— ASSIGNMENT —
Every line of the records that contains "logo" should be tallied, and only the resulting number returned.

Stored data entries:

- - - - - - -

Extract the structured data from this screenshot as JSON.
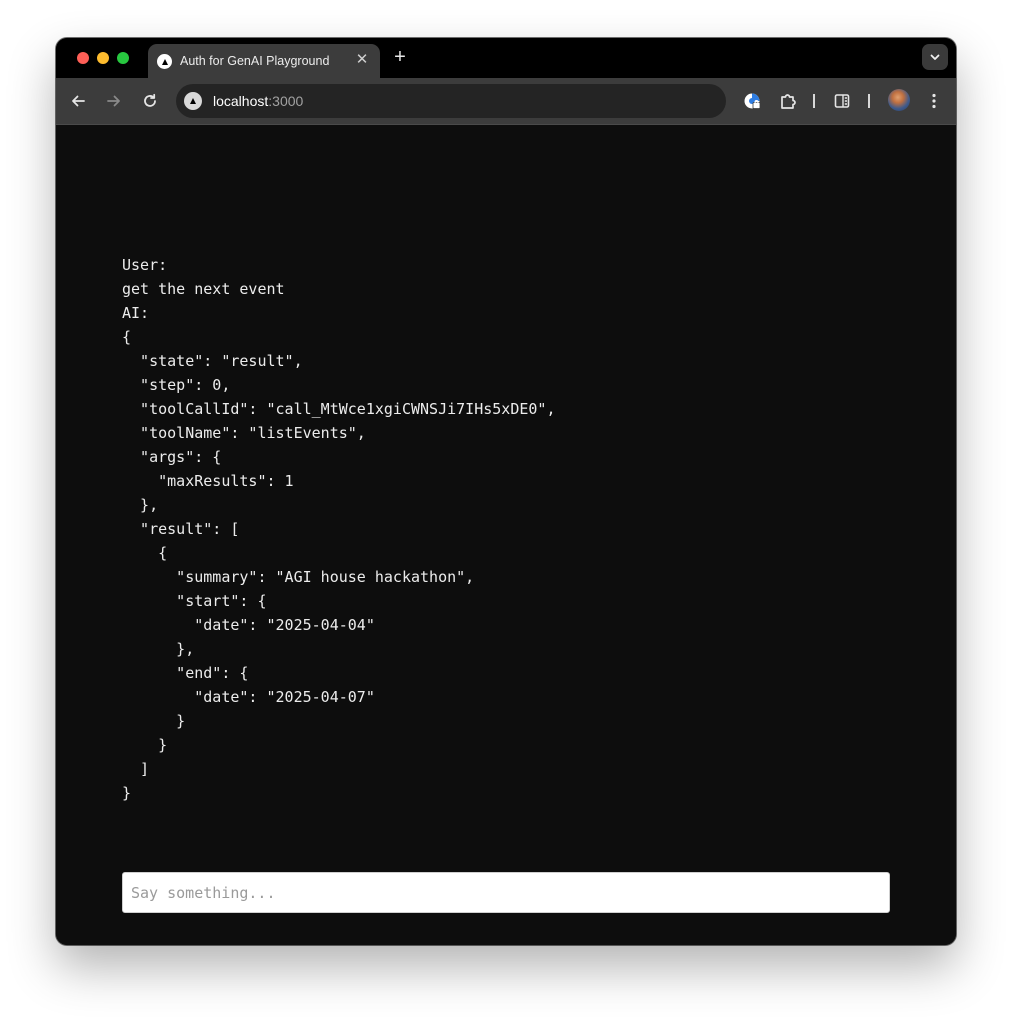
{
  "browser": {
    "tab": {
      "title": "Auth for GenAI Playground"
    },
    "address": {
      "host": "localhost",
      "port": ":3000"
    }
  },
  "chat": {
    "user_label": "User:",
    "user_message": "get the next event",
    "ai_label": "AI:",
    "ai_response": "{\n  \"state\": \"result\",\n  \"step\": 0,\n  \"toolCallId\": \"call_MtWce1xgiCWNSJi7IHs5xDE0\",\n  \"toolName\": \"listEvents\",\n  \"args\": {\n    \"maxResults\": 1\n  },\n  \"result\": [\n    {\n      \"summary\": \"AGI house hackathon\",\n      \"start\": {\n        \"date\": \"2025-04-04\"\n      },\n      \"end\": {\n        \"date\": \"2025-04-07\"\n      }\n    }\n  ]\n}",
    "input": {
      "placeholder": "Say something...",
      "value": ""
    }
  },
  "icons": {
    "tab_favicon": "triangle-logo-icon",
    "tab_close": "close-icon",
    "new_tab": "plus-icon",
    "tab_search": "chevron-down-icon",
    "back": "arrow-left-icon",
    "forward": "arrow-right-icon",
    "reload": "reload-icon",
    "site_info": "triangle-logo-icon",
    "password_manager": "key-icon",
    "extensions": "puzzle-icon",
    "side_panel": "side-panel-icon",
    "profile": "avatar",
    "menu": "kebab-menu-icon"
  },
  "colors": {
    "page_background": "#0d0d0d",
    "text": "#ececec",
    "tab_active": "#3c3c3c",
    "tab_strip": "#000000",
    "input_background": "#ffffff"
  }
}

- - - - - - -

— YOUR RESPONSE —
2